• TASK TO COMPLETE: Extract every line of the material that holds the string "Ocean".

• DATA RECORDS:

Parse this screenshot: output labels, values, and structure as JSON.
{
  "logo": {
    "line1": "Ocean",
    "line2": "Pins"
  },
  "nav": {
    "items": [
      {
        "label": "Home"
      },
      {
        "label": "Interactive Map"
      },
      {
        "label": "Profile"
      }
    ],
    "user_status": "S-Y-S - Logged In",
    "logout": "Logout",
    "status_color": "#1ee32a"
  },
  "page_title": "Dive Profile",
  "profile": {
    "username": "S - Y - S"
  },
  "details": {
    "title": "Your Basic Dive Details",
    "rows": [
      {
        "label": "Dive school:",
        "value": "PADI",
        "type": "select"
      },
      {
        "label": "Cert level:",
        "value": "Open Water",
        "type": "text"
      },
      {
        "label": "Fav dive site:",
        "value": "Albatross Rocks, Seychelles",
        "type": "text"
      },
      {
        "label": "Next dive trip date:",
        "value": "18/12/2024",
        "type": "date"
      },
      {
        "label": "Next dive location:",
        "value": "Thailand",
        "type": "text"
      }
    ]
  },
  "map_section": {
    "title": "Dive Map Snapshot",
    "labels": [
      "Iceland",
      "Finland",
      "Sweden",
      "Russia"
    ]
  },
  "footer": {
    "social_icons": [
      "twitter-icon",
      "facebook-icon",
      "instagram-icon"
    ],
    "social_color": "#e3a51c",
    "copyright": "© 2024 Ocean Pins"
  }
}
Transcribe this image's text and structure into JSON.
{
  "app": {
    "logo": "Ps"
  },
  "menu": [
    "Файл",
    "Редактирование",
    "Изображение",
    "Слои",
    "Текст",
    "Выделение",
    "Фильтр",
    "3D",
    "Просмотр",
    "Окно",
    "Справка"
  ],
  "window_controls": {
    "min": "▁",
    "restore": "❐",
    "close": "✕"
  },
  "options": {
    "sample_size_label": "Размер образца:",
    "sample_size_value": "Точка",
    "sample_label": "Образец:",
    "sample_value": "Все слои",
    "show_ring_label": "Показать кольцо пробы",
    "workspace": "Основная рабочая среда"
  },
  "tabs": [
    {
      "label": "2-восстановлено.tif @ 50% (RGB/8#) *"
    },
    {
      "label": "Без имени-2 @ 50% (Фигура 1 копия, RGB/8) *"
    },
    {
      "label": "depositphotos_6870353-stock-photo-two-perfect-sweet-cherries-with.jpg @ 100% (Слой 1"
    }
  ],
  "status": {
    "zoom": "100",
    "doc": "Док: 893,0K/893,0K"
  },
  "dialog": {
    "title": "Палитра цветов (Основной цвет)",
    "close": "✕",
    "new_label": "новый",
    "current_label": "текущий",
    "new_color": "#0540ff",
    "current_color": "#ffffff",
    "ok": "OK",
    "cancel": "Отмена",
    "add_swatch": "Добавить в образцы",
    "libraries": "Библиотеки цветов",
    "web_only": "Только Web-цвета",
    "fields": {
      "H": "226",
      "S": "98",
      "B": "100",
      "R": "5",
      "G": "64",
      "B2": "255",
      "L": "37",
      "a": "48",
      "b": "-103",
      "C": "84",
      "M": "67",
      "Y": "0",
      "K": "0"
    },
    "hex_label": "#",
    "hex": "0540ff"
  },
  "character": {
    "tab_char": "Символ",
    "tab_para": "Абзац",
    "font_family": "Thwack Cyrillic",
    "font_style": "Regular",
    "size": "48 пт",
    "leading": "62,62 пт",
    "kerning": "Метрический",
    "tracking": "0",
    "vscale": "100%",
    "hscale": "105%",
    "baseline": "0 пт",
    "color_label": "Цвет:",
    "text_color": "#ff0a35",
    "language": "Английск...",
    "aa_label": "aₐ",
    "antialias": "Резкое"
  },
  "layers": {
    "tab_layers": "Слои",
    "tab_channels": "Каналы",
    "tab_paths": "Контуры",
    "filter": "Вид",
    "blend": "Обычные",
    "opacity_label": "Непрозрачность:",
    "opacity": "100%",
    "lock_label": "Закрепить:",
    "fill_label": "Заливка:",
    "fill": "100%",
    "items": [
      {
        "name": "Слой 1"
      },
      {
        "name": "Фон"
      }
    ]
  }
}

• REPLY TO THE TASK:
    "line1": "Ocean",
    "copyright": "© 2024 Ocean Pins"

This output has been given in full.